Oilman T. Boone Pickens is riding the wave of a clean-energy rock star.
At a Capitol Hill news conference earlier this month to announce a bill promoting natural-gas-fueled vehicles, lawmakers hailed him as an "American icon" and "great legend."
A few members of "Pickens' Army" — the 1.5 million volunteers who toil for his energy agenda — clamored to take photos with the agile 80-year-old oil tycoon-turned-renewable energy advocate.
As he ambled down the halls of a House office building, Rep. Ed Markey, D-Mass., head of a key energy committee, whizzed by and beamed as he interlocked the fingers of his hands, indicating the Democrat and the lifelong Republican are working nicely together — at least on energy issues.
Nine months after unwrapping his "Pickens Plan" with a barrage of TV ads that made him a household brand, the hard-boiled billionaire has enjoyed mixed success turning his blueprint for weaning the nation off imported oil into concrete action or legislation.

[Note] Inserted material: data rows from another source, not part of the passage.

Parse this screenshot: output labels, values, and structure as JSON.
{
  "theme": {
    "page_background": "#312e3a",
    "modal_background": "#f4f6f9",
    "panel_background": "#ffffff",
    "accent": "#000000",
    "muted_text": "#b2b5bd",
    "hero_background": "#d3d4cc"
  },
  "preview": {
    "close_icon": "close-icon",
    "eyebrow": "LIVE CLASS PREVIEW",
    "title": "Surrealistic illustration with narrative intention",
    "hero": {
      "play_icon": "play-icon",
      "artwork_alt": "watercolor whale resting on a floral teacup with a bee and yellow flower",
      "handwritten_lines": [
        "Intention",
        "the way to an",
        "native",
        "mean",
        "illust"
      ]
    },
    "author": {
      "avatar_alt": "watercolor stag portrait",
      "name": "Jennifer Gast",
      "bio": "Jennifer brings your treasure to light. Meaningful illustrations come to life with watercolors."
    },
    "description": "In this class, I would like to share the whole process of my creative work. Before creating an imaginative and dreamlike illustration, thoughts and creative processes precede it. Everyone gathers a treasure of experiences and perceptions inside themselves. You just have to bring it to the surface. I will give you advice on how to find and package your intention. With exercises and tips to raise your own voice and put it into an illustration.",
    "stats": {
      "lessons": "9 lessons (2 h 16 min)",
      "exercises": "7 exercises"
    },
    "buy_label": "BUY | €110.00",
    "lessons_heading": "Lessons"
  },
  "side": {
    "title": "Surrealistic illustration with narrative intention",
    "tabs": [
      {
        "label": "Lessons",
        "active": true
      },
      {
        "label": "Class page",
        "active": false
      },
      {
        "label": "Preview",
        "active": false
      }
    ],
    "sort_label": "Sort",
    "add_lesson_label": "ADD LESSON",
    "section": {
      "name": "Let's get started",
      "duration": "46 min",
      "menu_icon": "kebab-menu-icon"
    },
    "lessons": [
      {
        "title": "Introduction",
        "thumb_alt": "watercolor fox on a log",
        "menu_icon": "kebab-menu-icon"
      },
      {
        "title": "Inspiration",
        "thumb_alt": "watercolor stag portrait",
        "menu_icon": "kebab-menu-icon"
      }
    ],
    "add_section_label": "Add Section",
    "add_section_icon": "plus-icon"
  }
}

But that may be beside the point. As the nation sketches out a road map to combat global warming and foster energy independence, Pickens has a seat at the head table with luminaries such as former vice president Al Gore and Senate Majority Leader Harry Reid, D-Nev.
"I feel great," he says in his familiar, matter-of-fact drawl when asked if he's frustrated by some of the bumps. "I'm there with Reid, and he's saying, 'Boone says this, Boone believes this, we agree on that.' "
Don't mistake Pickens for a conservationist. His "mission," wrapped snugly within the American flag, is to reduce U.S. dependence on foreign oil for 67% of its motor fuel. Pickens opposes the global warming bill in Congress because it would burden consumers with higher energy costs. His newfound bond with environmentalists — whom he absently called "greenies" before quickly noting he means nothing derogatory by it — is a happy intersection of disparate agendas, one that both sides are eager to exploit. "What I propose gets you to exactly what they want," Pickens says.
The proposal, unveiled last July in the run-up to the election, was for the nation to build enough wind energy to meet 20% of its electricity needs in 10 years. That, in turn, would allow natural gas — plentiful in the USA and now burned mostly to generate power — to fuel as much as a third of the nation's trucks and cars. Natural gas also emits 15% to 20% less carbon dioxide than petroleum-based fuels.
Money where his mouth is
Pickens pumped $60 million of his own cash into a homespun nationwide TV ad campaign in which he upbraids politicians for their decades-long inaction and casts natural gas as a "bridge fuel" until renewable energy such as biofuels are ready.
Critics point out that Pickens would benefit handsomely if his idea takes off. He planned to spend $10 billion on a mammoth, 2,700-turbine wind farm in the Texas Panhandle. And his company, Clean Energy Fuels, is the nation's largest owner of natural gas fueling stations. Says Pickens: "I've got enough money. If I was after the money, I wouldn't put up $60 million. Will I ever get it back? I get it back if we get an energy plan."